Bordering on farcical, we of course could not let this get past us.  We had to get all of the details of this plan, which also includes running a misinformation campaign against those who oppose the bail reform efforts in Houston, Texas.  Interestingly, the plan also includes developing a school curriculum on bail reform and designing “exhibits on bail reform in the lobby of the criminal courthouse, in the office of the County Court at Law Judges and the Harris County Jail.”  We have to assume that Federal Judge Lee Rosenthal is statue worthy, although we regret that Augustus St. Gaudens is long gone since he is the only human being past or present worthy of undertaking such a project.

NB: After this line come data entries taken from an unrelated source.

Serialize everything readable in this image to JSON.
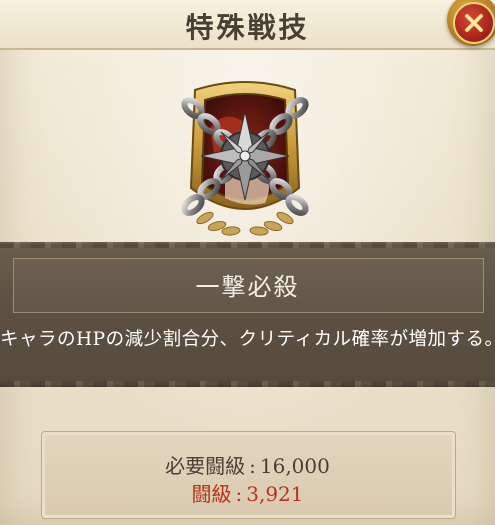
{
  "window": {
    "title": "特殊戦技"
  },
  "close_button": {
    "icon": "close-x-icon",
    "colors": {
      "outer": "#c48a2a",
      "inner": "#b42a1c",
      "mark": "#f4d77a"
    }
  },
  "emblem": {
    "icon": "chained-compass-star-emblem",
    "colors": {
      "frame": "#c79a3a",
      "chain": "#5c5c5c",
      "star": "#8a8a8a",
      "laurel": "#b8924a"
    }
  },
  "skill": {
    "name": "一撃必殺",
    "description": "キャラのHPの減少割合分、クリティカル確率が増加する。"
  },
  "requirements": {
    "required_label": "必要闘級",
    "required_value": "16,000",
    "current_label": "闘級",
    "current_value": "3,921",
    "separator": ":",
    "current_color": "#b5331b"
  }
}
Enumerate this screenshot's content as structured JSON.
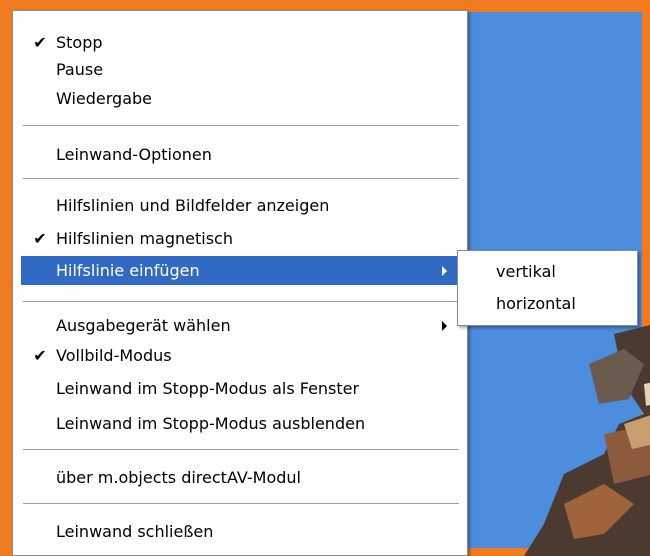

So, we issued an open records request to get the details.  We will report back the findings.  In the request, we note that there are many unresolved issues, such as:

  • Whether defendants will be forced to take mass transit instead of ride sharing services in order to fight climate change;
  • Whether defendants will be allowed to take Uber Black or will have to use Uber pool;
  • Whether Uber and Lyft drivers will be informed they are transporting criminal defendants or not and if they will also receive a copy of their pretrial risk assessment and score;
  • Whether or not electric scooters and/or electric bicycles were considered and/or approved as a transportation mechanism in order to significantly reduce carbon emissions thereby stopping the planet’s ultimate and certain doom.
  • Whether defendants will be able to port their cell phone numbers and be offered a selection of phones including I-phone and android;
  • Why Taxicab drivers have been excluded as drivers in this new criminal social transportation justice movement.

Be warned – free Uber, free phones, and free child care are not for everybody.  It is only for those who completely disrespect society and continue to commit crimes.  The more the crimes, the more cell phones, the more free Uber rides, and the more free child care.  The rest of you…you’re on your own.

It is fair to say that Dallas County and Harris County have simply gone off the rails with this bail and criminal justice reform.  The question will be, when will the public say enough is enough?

Facebook Comments

Comments are closed, but trackbacks and pingbacks are open.